The barriers of time we faced were handled well through the use of Google Docs and NoodleTools (a resource for storing, sharing and organizing research). Benchmarks were set for each session and students were held accountable. They also held each other accountable.
A few teams had to scramble at the last minute to complete their work, and that can be expected at this age – but for the most part, students were able to complete their videos in the time allotted.
Our faculty collaborated too
Another success of this experiment was that as a faculty, we were able to join together and exemplify the type of collaboration in which we would hope to see the students engage. Our team members included:
- Classroom Teachers – partner teachers organized all of the moving pieces of this project, helped students navigate collaboration hurdles, and aligned the project with our course content.
- Director of Educational Technology – helped plan the scaffolding to guide the students through the project, helped students use different filming and editing techniques to create their PSAs.
- Librarian – ordered relevant books for a classroom library that students could use for research, instructed students how to use electronic data organizing systems to document their research findings.
- Innovation Lab Director – guided students toward available relevant resources when creating their videos.
Lessons learned and future iterations
While this project saw many successes, we quickly identified ways in which we can make the experience more memorable and engaging for students.
First off, we provided students with a “menu” of options for types of videos to produce. Some of these video formats were more simple (slide shows and music, etc.) while others required a more artistic and creative twist. Most of the groups did not step outside of their comfort zone to try something more artistic such as a claymation or stop-motion.
Next time, we will definitely brainstorm ways in which to better leverage creativity and arts without sacrificing the integrity of the history content.
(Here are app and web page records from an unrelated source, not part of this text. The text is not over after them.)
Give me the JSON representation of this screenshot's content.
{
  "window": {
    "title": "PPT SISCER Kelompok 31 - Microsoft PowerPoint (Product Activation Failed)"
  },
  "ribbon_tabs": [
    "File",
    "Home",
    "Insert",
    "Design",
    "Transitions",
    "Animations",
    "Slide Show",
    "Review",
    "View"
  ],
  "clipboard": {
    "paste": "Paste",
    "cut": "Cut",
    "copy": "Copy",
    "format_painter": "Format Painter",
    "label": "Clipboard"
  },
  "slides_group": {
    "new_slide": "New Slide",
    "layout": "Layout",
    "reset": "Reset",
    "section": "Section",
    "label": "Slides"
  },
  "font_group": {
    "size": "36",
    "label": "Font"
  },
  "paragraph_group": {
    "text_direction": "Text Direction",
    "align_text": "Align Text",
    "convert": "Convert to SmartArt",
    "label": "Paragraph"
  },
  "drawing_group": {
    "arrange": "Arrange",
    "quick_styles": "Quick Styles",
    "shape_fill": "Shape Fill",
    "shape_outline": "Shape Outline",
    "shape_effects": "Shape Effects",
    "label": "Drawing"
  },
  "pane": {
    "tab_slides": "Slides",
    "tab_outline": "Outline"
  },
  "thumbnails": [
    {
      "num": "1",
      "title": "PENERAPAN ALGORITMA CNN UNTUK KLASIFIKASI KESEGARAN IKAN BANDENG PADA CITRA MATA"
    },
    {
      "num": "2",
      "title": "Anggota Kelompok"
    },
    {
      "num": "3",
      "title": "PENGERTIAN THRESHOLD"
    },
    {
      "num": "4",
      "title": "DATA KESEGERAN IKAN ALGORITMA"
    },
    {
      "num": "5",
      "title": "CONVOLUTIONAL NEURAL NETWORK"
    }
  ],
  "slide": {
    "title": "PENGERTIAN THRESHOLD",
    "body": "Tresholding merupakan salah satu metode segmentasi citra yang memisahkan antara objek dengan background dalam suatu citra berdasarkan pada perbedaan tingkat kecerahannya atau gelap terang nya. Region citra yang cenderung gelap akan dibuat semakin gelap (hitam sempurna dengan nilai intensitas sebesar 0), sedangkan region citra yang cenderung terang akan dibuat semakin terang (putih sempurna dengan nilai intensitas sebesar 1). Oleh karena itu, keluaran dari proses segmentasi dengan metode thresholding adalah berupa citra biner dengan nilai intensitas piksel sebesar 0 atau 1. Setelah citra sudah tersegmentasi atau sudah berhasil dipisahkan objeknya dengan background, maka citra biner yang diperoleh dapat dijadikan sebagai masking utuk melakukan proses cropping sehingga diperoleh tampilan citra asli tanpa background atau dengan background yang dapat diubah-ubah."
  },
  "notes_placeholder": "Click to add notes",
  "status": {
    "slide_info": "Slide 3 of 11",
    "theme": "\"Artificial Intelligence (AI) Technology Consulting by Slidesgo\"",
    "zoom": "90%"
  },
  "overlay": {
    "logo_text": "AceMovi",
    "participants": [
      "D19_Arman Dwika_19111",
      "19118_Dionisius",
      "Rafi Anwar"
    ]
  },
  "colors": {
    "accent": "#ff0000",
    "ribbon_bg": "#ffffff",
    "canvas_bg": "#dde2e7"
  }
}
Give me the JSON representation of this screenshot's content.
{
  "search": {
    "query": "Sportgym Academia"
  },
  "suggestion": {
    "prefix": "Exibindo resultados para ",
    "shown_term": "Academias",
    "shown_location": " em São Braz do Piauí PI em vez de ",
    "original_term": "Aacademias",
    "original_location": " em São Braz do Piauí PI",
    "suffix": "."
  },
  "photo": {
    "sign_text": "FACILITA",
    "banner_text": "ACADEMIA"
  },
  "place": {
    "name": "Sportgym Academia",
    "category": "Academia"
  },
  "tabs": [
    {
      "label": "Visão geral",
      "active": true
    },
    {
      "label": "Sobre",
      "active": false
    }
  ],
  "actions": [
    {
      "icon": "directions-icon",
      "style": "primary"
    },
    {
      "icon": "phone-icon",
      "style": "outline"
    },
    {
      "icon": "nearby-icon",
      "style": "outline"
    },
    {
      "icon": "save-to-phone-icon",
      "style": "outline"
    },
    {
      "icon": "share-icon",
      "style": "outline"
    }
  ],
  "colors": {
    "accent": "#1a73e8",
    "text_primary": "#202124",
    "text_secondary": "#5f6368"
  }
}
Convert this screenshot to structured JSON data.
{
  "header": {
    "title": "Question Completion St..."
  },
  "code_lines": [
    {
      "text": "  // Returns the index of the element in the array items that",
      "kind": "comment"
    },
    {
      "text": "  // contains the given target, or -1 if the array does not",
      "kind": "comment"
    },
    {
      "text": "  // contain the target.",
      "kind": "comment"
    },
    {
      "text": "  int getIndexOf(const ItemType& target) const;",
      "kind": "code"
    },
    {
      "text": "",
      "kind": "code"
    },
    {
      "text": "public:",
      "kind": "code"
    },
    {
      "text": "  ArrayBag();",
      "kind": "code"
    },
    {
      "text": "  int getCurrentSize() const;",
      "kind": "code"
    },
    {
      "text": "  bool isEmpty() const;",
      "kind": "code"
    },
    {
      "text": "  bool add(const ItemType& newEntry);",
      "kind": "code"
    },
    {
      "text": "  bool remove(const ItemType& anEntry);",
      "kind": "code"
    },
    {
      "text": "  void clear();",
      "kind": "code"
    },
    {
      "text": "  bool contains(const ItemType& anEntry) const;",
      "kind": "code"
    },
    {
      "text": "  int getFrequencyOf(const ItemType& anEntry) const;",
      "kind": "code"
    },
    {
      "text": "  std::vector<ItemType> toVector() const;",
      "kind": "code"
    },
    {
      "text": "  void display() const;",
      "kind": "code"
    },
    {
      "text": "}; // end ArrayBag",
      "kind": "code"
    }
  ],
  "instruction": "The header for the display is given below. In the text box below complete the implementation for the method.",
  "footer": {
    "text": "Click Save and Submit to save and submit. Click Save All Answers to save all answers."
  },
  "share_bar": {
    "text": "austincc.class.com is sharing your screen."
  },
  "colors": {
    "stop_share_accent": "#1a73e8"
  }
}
This would include devoting time to teaching specific technology and production skills that we want our students to synthesize in their projects.
We were also dissatisfied with the level to which our students really understood the concept of inventions impacting the world. Most groups said something like [their invention] influenced the world today because versions of it are still used today. In the future, we hope to do a better job of guiding them toward seeing how parts of the world are different than they might have been because of their invention.
For example: one group said that wood block printing changed the world because over time it evolved into the printing press, the typewriter, and eventually computers and printers. Instead, we wish that group had taken it to the next level and seen the functions of those inventions – that wood block printing changed the world because it revolutionized the way people preserved information and/or spread new ideas and learning processes. We will examine how we redesign our guiding prompts to find opportunities to push their thinking in this way.
PBL as a work in progress
This project was an experiment on many levels, but our primary question was how to balance teaching students course content, research skills, and technology skills while still stepping back and allowing for student-directed learning. We learned a lot about doing this, and we’ll do better next time.
How have you navigated these dilemmas in your teaching practice?
Joining Jody Passanisi and Shara Peters for this Future of History post is Doug Hinko, Educational Technology Director at a preK-8 independent school in Los Angeles. Doug has a B.S. in Elementary Education from Northern Illinois University and an MA in Curriculum Development & Instructional strategies from Concordia University. Find him @dddouglass.
Compass Credit: Science Museum, London, Wellcome Images